The guidance on these pages has been provided to support public authorities who are working towards compliance with the Public Records (Scotland) Act 2011. The content should be read alongside the wider guidance on records management provided on PR(S)A section of the NRS.
While the primary audience for this guidance is the Scottish public sector, the principles and practices outlined are relevant to all organisations and are not public body specific. A brief overview of each subject is provided, together with links to more detailed guidance and other resources, drawn from external sources.
Guidance on further areas will be added in due course. We welcome suggestions for new topics to cover, as well feedback on current content and recommendations on other external resources to link to. We would also like to feature case studies of e-records management in the Scottish public sector and would be interested to hear from anyone who may be interested in contributing one. Please contact us at: firstname.lastname@example.org.
Managing Electronic Records
Managing electronic records effectively is a challenge for any organisation. While the general principles of records management apply to records in all formats, there are specific issues associated with electronic records which need to be taken into account.

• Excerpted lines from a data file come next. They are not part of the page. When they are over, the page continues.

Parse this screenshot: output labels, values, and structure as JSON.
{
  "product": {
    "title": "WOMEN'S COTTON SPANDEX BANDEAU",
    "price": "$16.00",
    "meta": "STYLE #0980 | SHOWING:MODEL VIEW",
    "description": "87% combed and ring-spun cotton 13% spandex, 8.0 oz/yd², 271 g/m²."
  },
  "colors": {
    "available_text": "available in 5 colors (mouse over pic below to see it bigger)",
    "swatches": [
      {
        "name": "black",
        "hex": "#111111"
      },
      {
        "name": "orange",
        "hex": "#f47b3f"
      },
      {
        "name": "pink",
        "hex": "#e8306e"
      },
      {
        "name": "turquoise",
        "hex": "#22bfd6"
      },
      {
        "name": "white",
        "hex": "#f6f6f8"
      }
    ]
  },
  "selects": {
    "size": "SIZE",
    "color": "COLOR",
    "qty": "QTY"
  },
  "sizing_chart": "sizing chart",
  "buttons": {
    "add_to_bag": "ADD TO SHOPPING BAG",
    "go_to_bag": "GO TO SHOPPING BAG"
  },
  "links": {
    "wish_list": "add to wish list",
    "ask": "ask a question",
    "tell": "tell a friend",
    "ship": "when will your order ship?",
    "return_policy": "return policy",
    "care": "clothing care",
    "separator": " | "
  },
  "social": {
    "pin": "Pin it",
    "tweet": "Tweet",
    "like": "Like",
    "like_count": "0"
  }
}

It is more difficult to ensure that the content, context and structure of records are preserved and protected when records do not have a physical format. This can impact on the long-term authenticity, reliability, and trustworthiness of electronic records.
The approach you adopt for managing your electronic records should be carefully planned and tailored to the business needs of your organisation and the regulatory framework in which it operates. You will need to consider the types of records you are creating and what your requirements are for them. Records of business activities and transactions are maintained by organisations in a diversity of media and formats and are often stored in multiple locations. Many organisations will be using customised applications to support specific business processes. Some types of records may have particular management and preservation challenges associated with them.
A lot of organisations will still be managing paper and electronic records concurrently and will continue to do so for a considerable period of time. It is important to work out how these systems will operate together.
While you may not manage all your electronic records within one system, you should still be able to apply retention rules from a primary business classification scheme which embraces the whole organisation.
Scottish public authorities subject to the Public Records (Scotland) Act 2011 are required to demonstrate in the records management plan which they submit to the Keeper of the Records of Scotland that they are managing all of their records in all formats, including electronic, effectively.
Good records management is about more than just meeting legislative and regulatory requirements however. The importance of managing your organisation's electronic records efficiently from the moment of their creation should not be underestimated. As the growth in the use of electronic records increases so do the associated risks, if effective electronic records management procedures are not properly followed, that records vital to your business activities may become obscured in a digital landfill or lost through technical obsolescence.
Starting Points for Electronic Records Management
Simple Ways to Improve How You Manage Your Electronic Records
Electronic Records Management (ERM) Systems
Standards and Requirements for Electronic Records Management
Electronic Records Glossary